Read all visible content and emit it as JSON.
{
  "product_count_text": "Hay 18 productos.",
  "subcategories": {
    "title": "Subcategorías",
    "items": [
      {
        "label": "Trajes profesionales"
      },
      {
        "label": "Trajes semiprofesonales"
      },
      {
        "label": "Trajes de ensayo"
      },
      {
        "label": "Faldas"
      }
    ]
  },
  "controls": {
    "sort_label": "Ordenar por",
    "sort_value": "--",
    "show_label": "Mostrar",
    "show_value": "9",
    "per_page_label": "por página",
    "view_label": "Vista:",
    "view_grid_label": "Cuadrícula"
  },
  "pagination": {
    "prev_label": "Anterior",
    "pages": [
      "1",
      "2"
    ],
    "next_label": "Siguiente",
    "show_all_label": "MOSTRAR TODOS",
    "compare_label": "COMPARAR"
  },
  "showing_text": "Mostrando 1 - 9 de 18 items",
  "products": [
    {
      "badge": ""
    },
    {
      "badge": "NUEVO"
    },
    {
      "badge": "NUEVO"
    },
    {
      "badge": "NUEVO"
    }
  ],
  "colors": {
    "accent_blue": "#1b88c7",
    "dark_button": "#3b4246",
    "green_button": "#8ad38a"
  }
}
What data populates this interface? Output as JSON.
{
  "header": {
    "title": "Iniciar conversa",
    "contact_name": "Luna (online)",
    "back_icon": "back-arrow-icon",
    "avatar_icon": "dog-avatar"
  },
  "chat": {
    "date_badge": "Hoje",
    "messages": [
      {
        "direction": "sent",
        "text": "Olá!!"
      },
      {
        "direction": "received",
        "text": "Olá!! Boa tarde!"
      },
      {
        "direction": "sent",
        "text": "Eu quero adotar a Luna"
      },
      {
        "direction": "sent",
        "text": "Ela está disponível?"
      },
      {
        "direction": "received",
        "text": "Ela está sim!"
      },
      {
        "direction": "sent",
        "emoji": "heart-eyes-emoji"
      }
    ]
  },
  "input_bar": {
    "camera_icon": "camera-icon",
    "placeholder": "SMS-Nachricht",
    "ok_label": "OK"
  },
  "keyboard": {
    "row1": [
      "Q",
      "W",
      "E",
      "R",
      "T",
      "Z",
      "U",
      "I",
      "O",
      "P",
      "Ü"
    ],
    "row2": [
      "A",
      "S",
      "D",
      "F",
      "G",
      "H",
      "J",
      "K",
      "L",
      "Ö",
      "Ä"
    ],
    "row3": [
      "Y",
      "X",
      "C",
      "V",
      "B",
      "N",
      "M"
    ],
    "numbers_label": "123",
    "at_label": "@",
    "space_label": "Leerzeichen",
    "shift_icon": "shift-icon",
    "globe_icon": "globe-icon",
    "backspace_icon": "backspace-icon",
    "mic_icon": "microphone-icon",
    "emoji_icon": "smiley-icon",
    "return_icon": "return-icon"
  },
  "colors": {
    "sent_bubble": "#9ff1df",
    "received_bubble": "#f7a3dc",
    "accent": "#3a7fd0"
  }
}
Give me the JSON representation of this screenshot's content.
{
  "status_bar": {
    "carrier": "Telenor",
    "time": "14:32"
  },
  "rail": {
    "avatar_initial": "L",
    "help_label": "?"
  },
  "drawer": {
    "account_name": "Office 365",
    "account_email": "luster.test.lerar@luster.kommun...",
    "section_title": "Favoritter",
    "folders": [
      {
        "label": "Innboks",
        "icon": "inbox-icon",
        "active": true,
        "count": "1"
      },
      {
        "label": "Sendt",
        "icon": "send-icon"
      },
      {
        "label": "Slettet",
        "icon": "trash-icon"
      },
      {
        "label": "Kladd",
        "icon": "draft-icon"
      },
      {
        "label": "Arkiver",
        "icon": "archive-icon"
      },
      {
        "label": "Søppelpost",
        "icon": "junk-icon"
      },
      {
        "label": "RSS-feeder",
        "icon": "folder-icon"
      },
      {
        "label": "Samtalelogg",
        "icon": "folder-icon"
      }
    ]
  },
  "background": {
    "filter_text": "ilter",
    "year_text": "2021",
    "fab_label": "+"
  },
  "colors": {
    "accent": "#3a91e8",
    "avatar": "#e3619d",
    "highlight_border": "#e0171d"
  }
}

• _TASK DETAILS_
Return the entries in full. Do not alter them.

• _COMPLETED TASK_
Read all visible content and emit it as JSON.
{
  "product_count_text": "Hay 18 productos.",
  "subcategories": {
    "title": "Subcategorías",
    "items": [
      {
        "label": "Trajes profesionales"
      },
      {
        "label": "Trajes semiprofesonales"
      },
      {
        "label": "Trajes de ensayo"
      },
      {
        "label": "Faldas"
      }
    ]
  },
  "controls": {
    "sort_label": "Ordenar por",
    "sort_value": "--",
    "show_label": "Mostrar",
    "show_value": "9",
    "per_page_label": "por página",
    "view_label": "Vista:",
    "view_grid_label": "Cuadrícula"
  },
  "pagination": {
    "prev_label": "Anterior",
    "pages": [
      "1",
      "2"
    ],
    "next_label": "Siguiente",
    "show_all_label": "MOSTRAR TODOS",
    "compare_label": "COMPARAR"
  },
  "showing_text": "Mostrando 1 - 9 de 18 items",
  "products": [
    {
      "badge": ""
    },
    {
      "badge": "NUEVO"
    },
    {
      "badge": "NUEVO"
    },
    {
      "badge": "NUEVO"
    }
  ],
  "colors": {
    "accent_blue": "#1b88c7",
    "dark_button": "#3b4246",
    "green_button": "#8ad38a"
  }
}
What data populates this interface? Output as JSON.
{
  "header": {
    "title": "Iniciar conversa",
    "contact_name": "Luna (online)",
    "back_icon": "back-arrow-icon",
    "avatar_icon": "dog-avatar"
  },
  "chat": {
    "date_badge": "Hoje",
    "messages": [
      {
        "direction": "sent",
        "text": "Olá!!"
      },
      {
        "direction": "received",
        "text": "Olá!! Boa tarde!"
      },
      {
        "direction": "sent",
        "text": "Eu quero adotar a Luna"
      },
      {
        "direction": "sent",
        "text": "Ela está disponível?"
      },
      {
        "direction": "received",
        "text": "Ela está sim!"
      },
      {
        "direction": "sent",
        "emoji": "heart-eyes-emoji"
      }
    ]
  },
  "input_bar": {
    "camera_icon": "camera-icon",
    "placeholder": "SMS-Nachricht",
    "ok_label": "OK"
  },
  "keyboard": {
    "row1": [
      "Q",
      "W",
      "E",
      "R",
      "T",
      "Z",
      "U",
      "I",
      "O",
      "P",
      "Ü"
    ],
    "row2": [
      "A",
      "S",
      "D",
      "F",
      "G",
      "H",
      "J",
      "K",
      "L",
      "Ö",
      "Ä"
    ],
    "row3": [
      "Y",
      "X",
      "C",
      "V",
      "B",
      "N",
      "M"
    ],
    "numbers_label": "123",
    "at_label": "@",
    "space_label": "Leerzeichen",
    "shift_icon": "shift-icon",
    "globe_icon": "globe-icon",
    "backspace_icon": "backspace-icon",
    "mic_icon": "microphone-icon",
    "emoji_icon": "smiley-icon",
    "return_icon": "return-icon"
  },
  "colors": {
    "sent_bubble": "#9ff1df",
    "received_bubble": "#f7a3dc",
    "accent": "#3a7fd0"
  }
}
Give me the JSON representation of this screenshot's content.
{
  "status_bar": {
    "carrier": "Telenor",
    "time": "14:32"
  },
  "rail": {
    "avatar_initial": "L",
    "help_label": "?"
  },
  "drawer": {
    "account_name": "Office 365",
    "account_email": "luster.test.lerar@luster.kommun...",
    "section_title": "Favoritter",
    "folders": [
      {
        "label": "Innboks",
        "icon": "inbox-icon",
        "active": true,
        "count": "1"
      },
      {
        "label": "Sendt",
        "icon": "send-icon"
      },
      {
        "label": "Slettet",
        "icon": "trash-icon"
      },
      {
        "label": "Kladd",
        "icon": "draft-icon"
      },
      {
        "label": "Arkiver",
        "icon": "archive-icon"
      },
      {
        "label": "Søppelpost",
        "icon": "junk-icon"
      },
      {
        "label": "RSS-feeder",
        "icon": "folder-icon"
      },
      {
        "label": "Samtalelogg",
        "icon": "folder-icon"
      }
    ]
  },
  "background": {
    "filter_text": "ilter",
    "year_text": "2021",
    "fab_label": "+"
  },
  "colors": {
    "accent": "#3a91e8",
    "avatar": "#e3619d",
    "highlight_border": "#e0171d"
  }
}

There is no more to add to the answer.